WHAT THE EXERCISE ASKS: Report every line of the records that contains the word "want".

Component data from apps and pages:
━━━━━━━━━━

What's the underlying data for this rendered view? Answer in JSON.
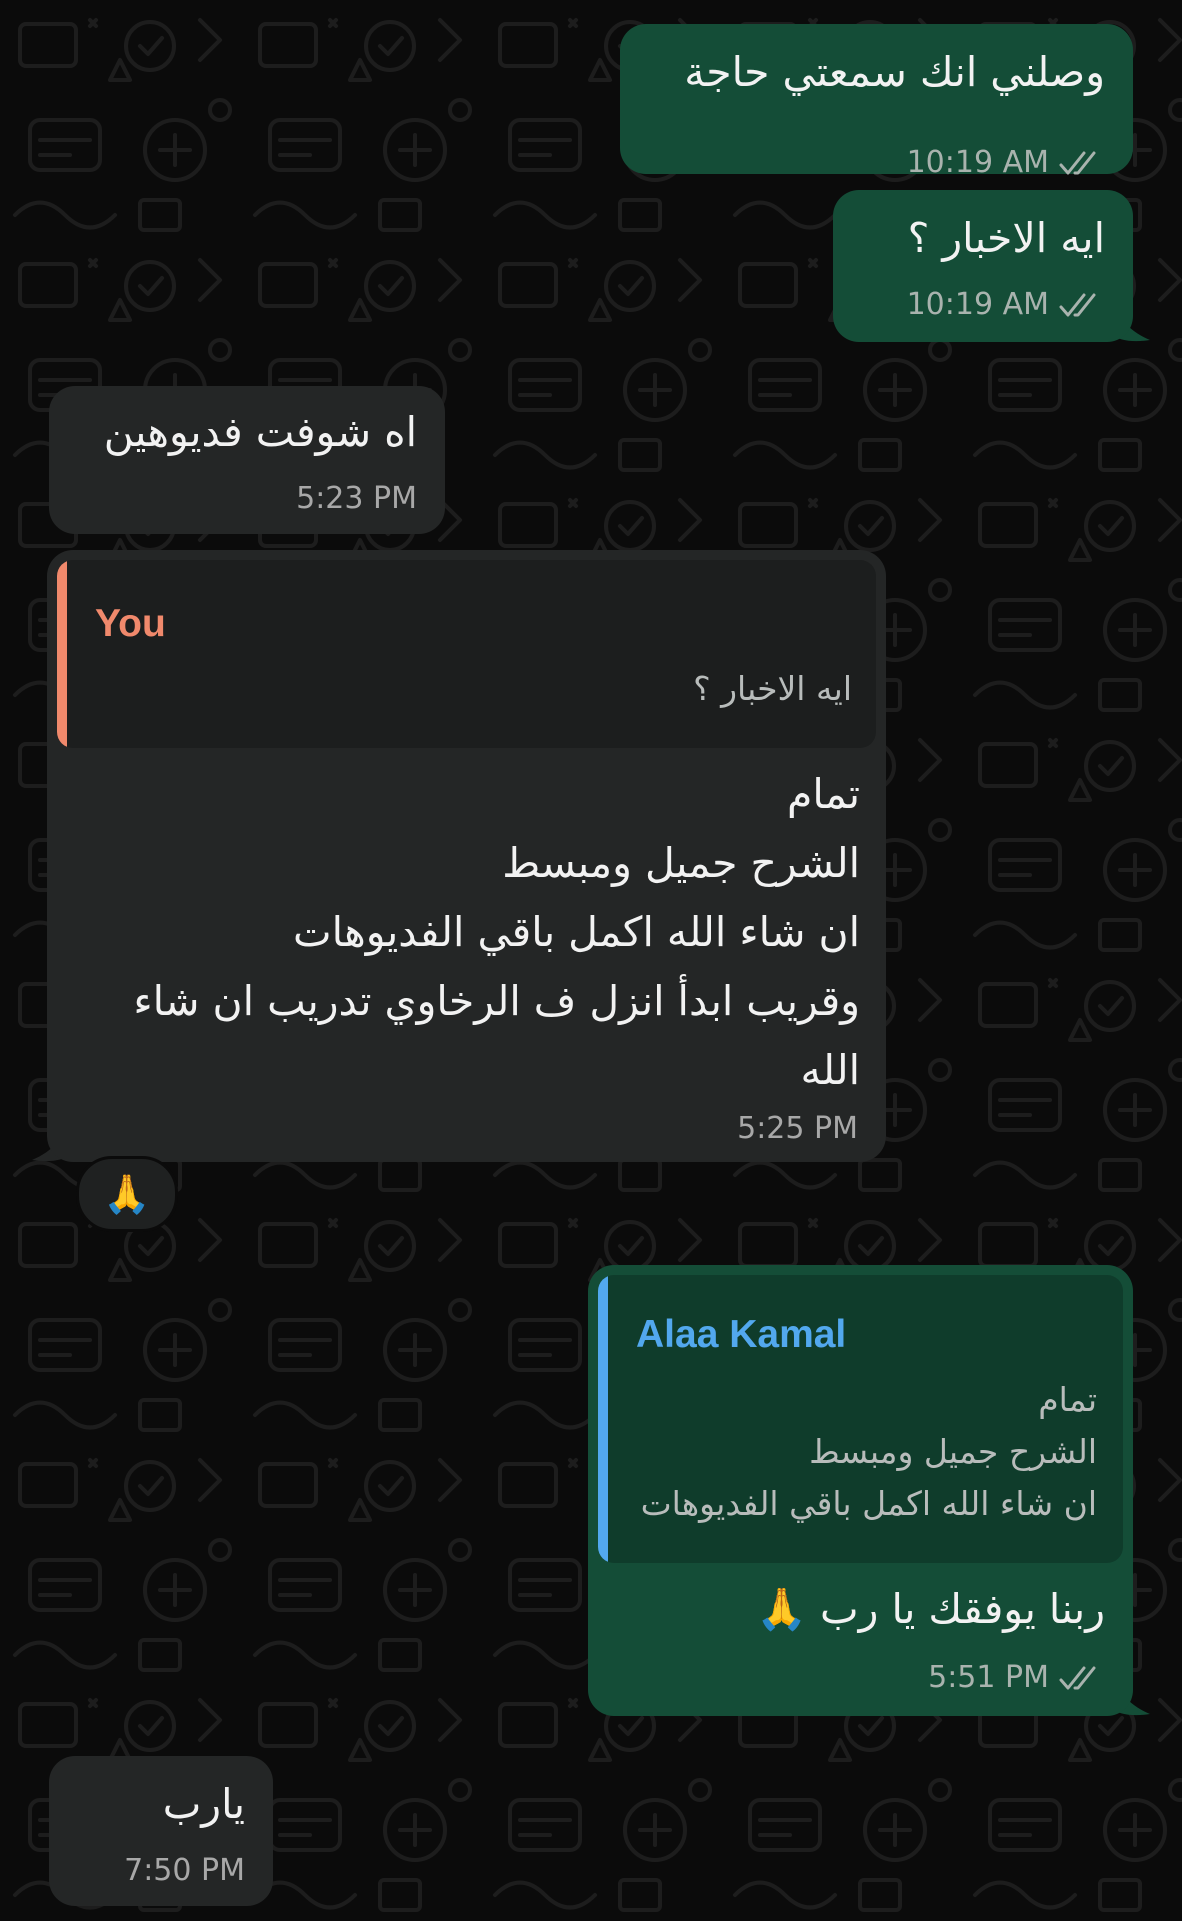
{
  "theme": {
    "background": "#0b0b0b",
    "outgoing_bubble": "#144d37",
    "incoming_bubble": "#242626",
    "reply_you_color": "#f0896c",
    "reply_alaa_color": "#52a8ee"
  },
  "messages": [
    {
      "id": "m1",
      "direction": "outgoing",
      "text": "وصلني انك سمعتي حاجة",
      "time": "10:19 AM",
      "status": "read"
    },
    {
      "id": "m2",
      "direction": "outgoing",
      "text": "ايه الاخبار ؟",
      "time": "10:19 AM",
      "status": "read"
    },
    {
      "id": "m3",
      "direction": "incoming",
      "text": "اه شوفت فديوهين",
      "time": "5:23 PM"
    },
    {
      "id": "m4",
      "direction": "incoming",
      "reply": {
        "author": "You",
        "text": "ايه الاخبار ؟"
      },
      "lines": [
        "تمام",
        "الشرح جميل ومبسط ",
        "ان شاء الله اكمل باقي الفديوهات",
        "وقريب ابدأ انزل ف الرخاوي تدريب ان شاء",
        "الله"
      ],
      "time": "5:25 PM",
      "reaction": "🙏"
    },
    {
      "id": "m5",
      "direction": "outgoing",
      "reply": {
        "author": "Alaa Kamal",
        "lines": [
          "تمام",
          "الشرح جميل ومبسط ",
          "ان شاء الله اكمل باقي الفديوهات"
        ]
      },
      "text": "ربنا يوفقك يا رب 🙏",
      "time": "5:51 PM",
      "status": "read"
    },
    {
      "id": "m6",
      "direction": "incoming",
      "text": "يارب",
      "time": "7:50 PM"
    }
  ],
  "icons": {
    "read_receipt": "double-check-icon",
    "wallpaper": "doodle-pattern"
  }
}
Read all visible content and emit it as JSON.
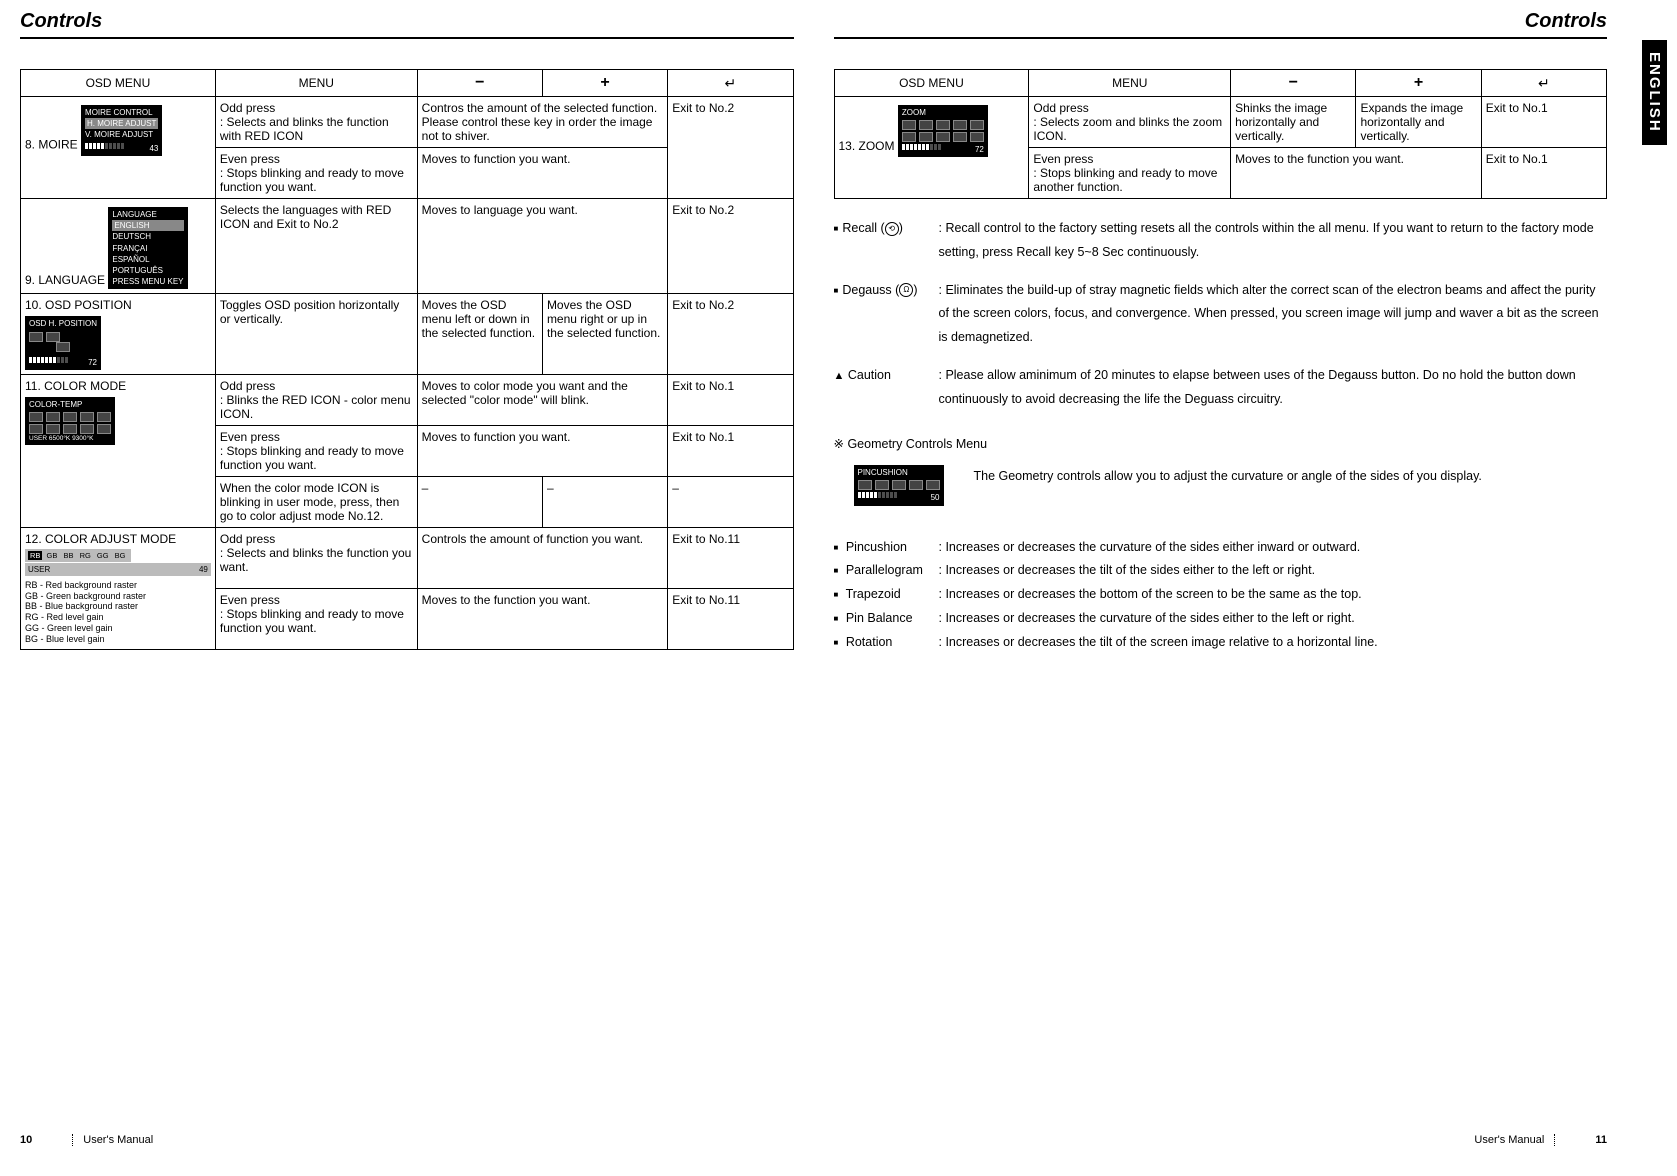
{
  "lang_tab": "ENGLISH",
  "left": {
    "title": "Controls",
    "headers": {
      "osd": "OSD MENU",
      "menu": "MENU",
      "minus": "−",
      "plus": "+",
      "enter": "↵"
    },
    "rows": {
      "moire": {
        "name": "8. MOIRE",
        "img_title": "MOIRE CONTROL",
        "img_l1": "H. MOIRE ADJUST",
        "img_l2": "V. MOIRE ADJUST",
        "img_val": "43",
        "r1_menu": "Odd press\n: Selects and blinks the function with RED ICON",
        "r1_mp": "Contros the amount of the selected function. Please control these key in order the image not to shiver.",
        "r1_enter": "Exit to No.2",
        "r2_menu": "Even press\n: Stops blinking and ready to move function you want.",
        "r2_mp": "Moves to function you want."
      },
      "lang": {
        "name": "9. LANGUAGE",
        "img_title": "LANGUAGE",
        "img_langs": [
          "ENGLISH",
          "DEUTSCH",
          "FRANÇAI",
          "ESPAÑOL",
          "PORTUGUÊS"
        ],
        "img_foot": "PRESS MENU KEY",
        "menu": "Selects the languages with RED ICON and Exit to No.2",
        "mp": "Moves to language you want.",
        "enter": "Exit to No.2"
      },
      "osdpos": {
        "name": "10. OSD POSITION",
        "img_title": "OSD H. POSITION",
        "img_val": "72",
        "menu": "Toggles OSD position horizontally or vertically.",
        "minus": "Moves the OSD menu left or down in the selected function.",
        "plus": "Moves the OSD menu right or up in the selected function.",
        "enter": "Exit to No.2"
      },
      "color": {
        "name": "11. COLOR MODE",
        "img_title": "COLOR-TEMP",
        "img_foot": "USER    6500°K    9300°K",
        "r1_menu": "Odd press\n: Blinks the RED ICON - color menu ICON.",
        "r1_mp": "Moves to color mode you want and the selected \"color mode\" will blink.",
        "r1_enter": "Exit to No.1",
        "r2_menu": "Even press\n: Stops blinking and ready to move function you want.",
        "r2_mp": "Moves to function you want.",
        "r2_enter": "Exit to No.1",
        "r3_menu": "When the color mode ICON is blinking in user mode, press, then go to color adjust mode No.12.",
        "r3_minus": "–",
        "r3_plus": "–",
        "r3_enter": "–"
      },
      "coloradj": {
        "name": "12. COLOR ADJUST MODE",
        "bar_items": [
          "RB",
          "GB",
          "BB",
          "RG",
          "GG",
          "BG"
        ],
        "bar_l": "USER",
        "bar_r": "49",
        "note": "RB - Red background raster\nGB - Green background raster\nBB - Blue background raster\nRG - Red level gain\nGG - Green level gain\nBG - Blue level gain",
        "r1_menu": "Odd press\n: Selects and blinks the function you want.",
        "r1_mp": "Controls the amount of function you want.",
        "r1_enter": "Exit to No.11",
        "r2_menu": "Even press\n: Stops blinking and ready to move function you want.",
        "r2_mp": "Moves to the function you want.",
        "r2_enter": "Exit to No.11"
      }
    },
    "footer_page": "10",
    "footer_text": "User's Manual"
  },
  "right": {
    "title": "Controls",
    "headers": {
      "osd": "OSD MENU",
      "menu": "MENU",
      "minus": "−",
      "plus": "+",
      "enter": "↵"
    },
    "rows": {
      "zoom": {
        "name": "13. ZOOM",
        "img_title": "ZOOM",
        "img_val": "72",
        "r1_menu": "Odd press\n: Selects zoom and blinks the zoom ICON.",
        "r1_minus": "Shinks the image horizontally and vertically.",
        "r1_plus": "Expands the image horizontally and vertically.",
        "r1_enter": "Exit to No.1",
        "r2_menu": "Even press\n: Stops blinking and ready to move another function.",
        "r2_mp": "Moves to the function you want.",
        "r2_enter": "Exit to No.1"
      }
    },
    "recall": {
      "label": "Recall (",
      "icon": "⟲",
      "label2": ")",
      "text": ": Recall control to the factory setting resets all the controls within the all menu. If you want to return to the factory mode setting, press Recall key 5~8 Sec continuously."
    },
    "degauss": {
      "label": "Degauss (",
      "icon": "Ω",
      "label2": ")",
      "text": ": Eliminates the build-up of stray magnetic fields which alter the correct scan of the electron beams and affect the purity of the screen colors, focus, and convergence. When pressed, you screen image will jump and waver a bit as the screen is demagnetized."
    },
    "caution": {
      "label": "Caution",
      "text": ": Please allow aminimum of 20 minutes to elapse between uses of the Degauss button. Do no hold the button down continuously to avoid decreasing the life the Deguass circuitry."
    },
    "geom_title": "Geometry Controls Menu",
    "geom_img_title": "PINCUSHION",
    "geom_img_val": "50",
    "geom_text": "The Geometry controls allow you to adjust the curvature or angle of the sides of you display.",
    "geom_items": [
      {
        "l": "Pincushion",
        "d": ": Increases or decreases the curvature of the sides either inward or outward."
      },
      {
        "l": "Parallelogram",
        "d": ": Increases or decreases the tilt of the sides either to the left or right."
      },
      {
        "l": "Trapezoid",
        "d": ": Increases or decreases the bottom of the screen to be the same as the top."
      },
      {
        "l": "Pin Balance",
        "d": ": Increases or decreases the curvature of the sides either to the left or right."
      },
      {
        "l": "Rotation",
        "d": ": Increases or decreases the tilt of the screen image relative to a horizontal line."
      }
    ],
    "footer_text": "User's Manual",
    "footer_page": "11"
  }
}
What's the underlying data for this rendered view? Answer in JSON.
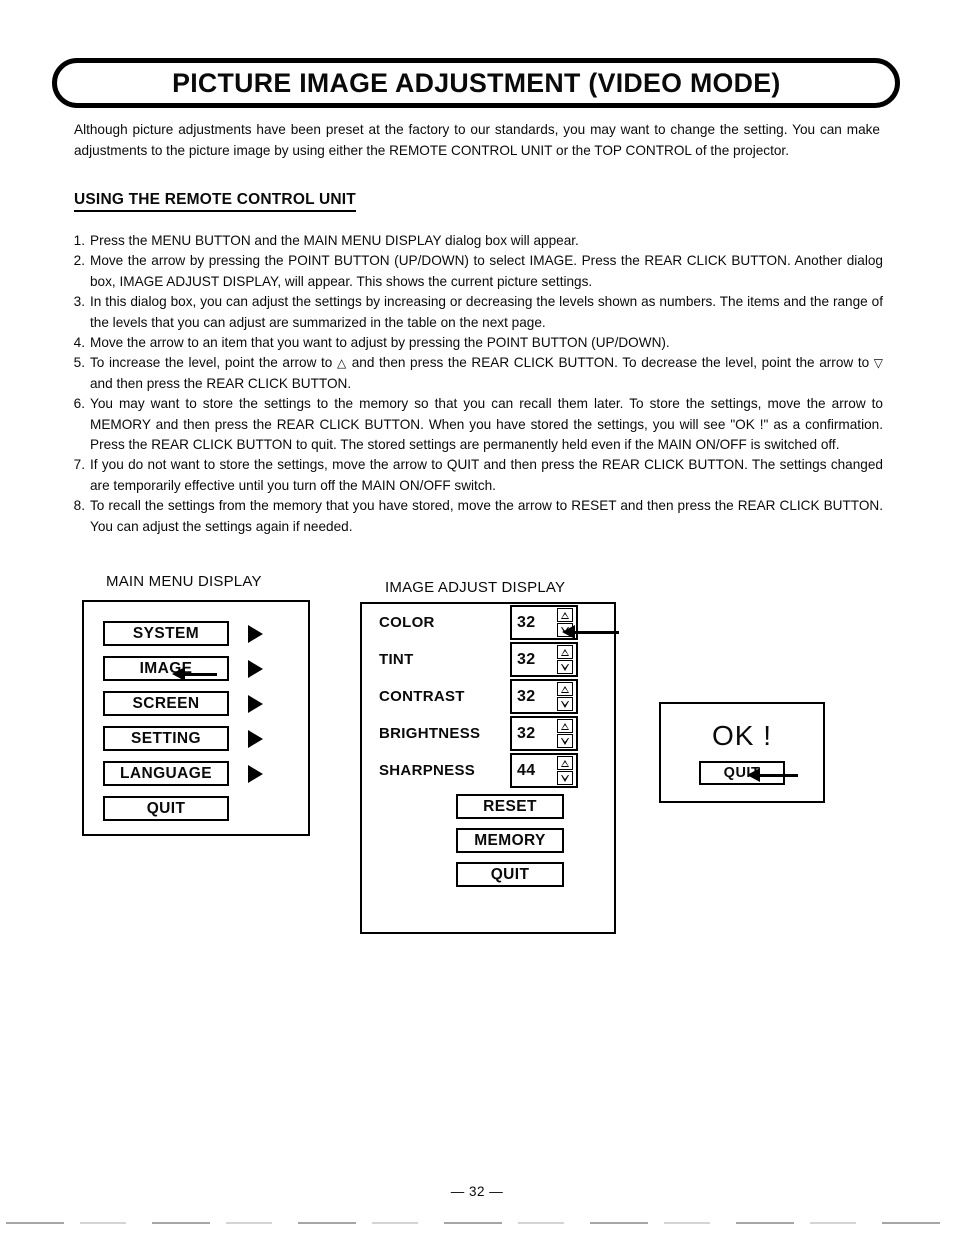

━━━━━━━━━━

RESULT:
        "r2_menu": "Even press\n: Stops blinking and ready to move function you want.",
        "r2_mp": "Moves to function you want."
        "mp": "Moves to language you want.",
        "r1_mp": "Moves to color mode you want and the selected \"color mode\" will blink.",
        "r2_menu": "Even press\n: Stops blinking and ready to move function you want.",
        "r2_mp": "Moves to function you want.",
        "r1_menu": "Odd press\n: Selects and blinks the function you want.",
        "r1_mp": "Controls the amount of function you want.",
        "r2_menu": "Even press\n: Stops blinking and ready to move function you want.",
        "r2_mp": "Moves to the function you want.",
        "r2_mp": "Moves to the function you want.",
      "text": ": Recall control to the factory setting resets all the controls within the all menu. If you want to return to the factory mode setting, press Recall key 5~8 Sec continuously."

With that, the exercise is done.